Just a question: if the same person who wrote a story about suicide was in the same position but drew a dark painting, or a painting depicting suicide or some such, would you have had the same reaction?

on Jan. 21 2010 at 2:07 pm
MayaElyashiv PLATINUM, Ramat Hasharon, Other
37 articles 4 photos 193 comments
I completely disagree. For one, I know that I personally write in order to get my feelings out; it's a way for me to vent. When I am happy, I don't want to share my feelings with a dull piece of paper, I want to go out, have fun, interact. When a person is feeling slighted, lonely etc., they probably don't want to interact yet still want to feel as though someone understands them. Hence writing. Hence the large amount of angst on TeenInk .com .
And, just saying, your piece isn't very comedic either. In fact, I think it is one of the most provoking articles I've read on TeenInk; I don't see how someone could read it and not be angry (at whichever side they chose to be against). Look at most of the comments (including mine): they are vehemently defending their side, not enjoying a joke.
If you really want more comedy, try a site made specifically for comedic writing. If you haven't taken that step, you have no right to complain.

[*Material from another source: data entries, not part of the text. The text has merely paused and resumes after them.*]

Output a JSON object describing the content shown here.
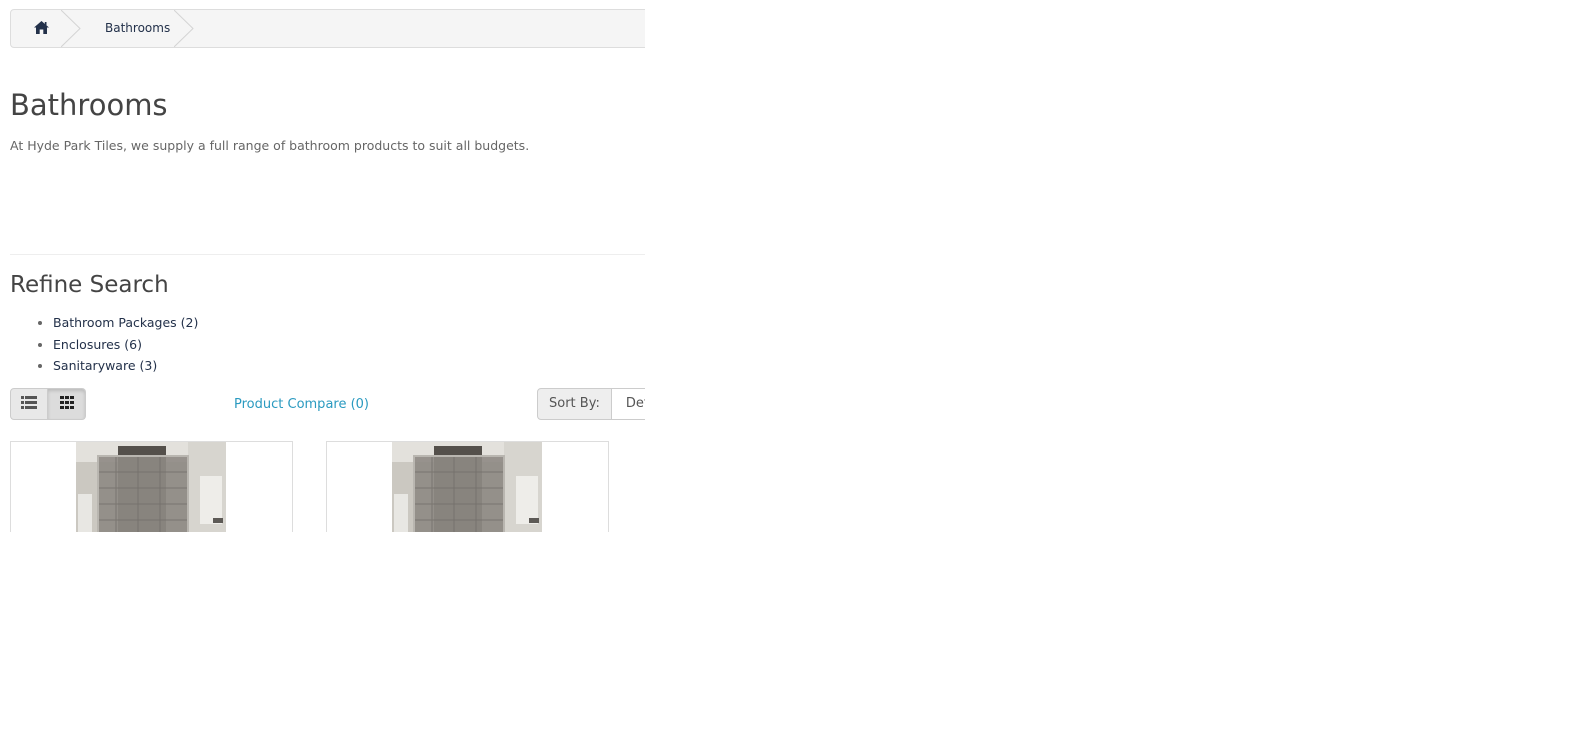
{
  "breadcrumb": {
    "home_icon": "home-icon",
    "items": [
      {
        "label": "Bathrooms"
      }
    ]
  },
  "category": {
    "title": "Bathrooms",
    "description": "At Hyde Park Tiles, we supply a full range of bathroom products to suit all budgets."
  },
  "refine": {
    "title": "Refine Search",
    "items": [
      {
        "label": "Bathroom Packages (2)"
      },
      {
        "label": "Enclosures (6)"
      },
      {
        "label": "Sanitaryware (3)"
      }
    ]
  },
  "toolbar": {
    "list_view_icon": "list-view-icon",
    "grid_view_icon": "grid-view-icon",
    "compare_label": "Product Compare (0)",
    "sort_label": "Sort By:",
    "sort_value": "Default"
  },
  "colors": {
    "link": "#2a9ac0",
    "nav_text": "#23314a",
    "heading": "#444444"
  },
  "products": [
    {
      "image": "shower-enclosure-image"
    },
    {
      "image": "shower-enclosure-image"
    }
  ]
}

on Dec. 19 2009 at 11:10 pm
i know exactly what you mean. now a days its "cool" to be emo. look at stores like hottopic! full of emo/gothic things and emo poetry. when really a lot of these people are normal, theres nothing wrong with their life. the truth is, even if your going through "Unamaginable" pain and heart break the truth is LIFE HAPPENS. if you've been living in such a perfect world that something as small as a fight with your parents ruins your life and makes it so you have to write a story about suicide then you havnt expierienced life yet! everybody gets pimples, everybody embarrasses themselves, losing friends is a normal thing! everybody loses one eventually, unless your very lucky. i understand if you lose a friend, like they died, or a family member, who wouldnt get upset, but you have to move on eventually or you'll lose all meaning for existence. you cant just go through life thinking about it every second. i lost my grandmother who raised me for a little while when i was a kid and i cried for a long time, and i still think about her when i have a dream about tigers, or when i watch old movies but ive moved on. shed a tear once or twice but be happy about what was! they had a wonderful time with you [even if it wasnt a long time] and even in death, they'll never forget you! but if a break up is the end of the world, then wait till you actually grow up and realize that the oh so perfect bf who cheated on you with your bff is just one of many jerks who will put you through who knows what for the rest of your life. but thats not all there is, theres happiness. you do fun things all the freaking time and all your can write about is how 'invisible' you are and how 'you'll never be loved' then you just must not realize how much you have! honestly a phone call gets me riled up! i get excited! getting on the computer makes me happy! i get on facebook and my heart just flutters when i get a friend request, or even a gift on farmville! the thing is, we all have our good and bad times, but theres more to write about than the dark world you think you live in. even in this time, with all the evil in the world, i find happy things to write about. i just turned in an essay about 3 weeks ago that i was so proud of, it was about a baby being born and dad thinking about all the things he's going to teach his new baby girl! it ended with her graduating highschool, and going to college, and how the dad was so proud of his little girl. that is a happy story. so smile :) and open up the curtains and be happy!

AmnyR BRONZE said...
on Nov. 10 2009 at 11:45 am
AmnyR BRONZE, Clifton, Texas
4 articles 0 photos 134 comments

Favorite Quote:
To the world, you may be just one person, but to one person, you may be the whole world. ~unknown

finally, someone said what i'm thinking in an understandable way! i'm sick of the teen angst poems too, when i read, i want to read about more than misunderstaning and depressed messed up relationships!!! great work!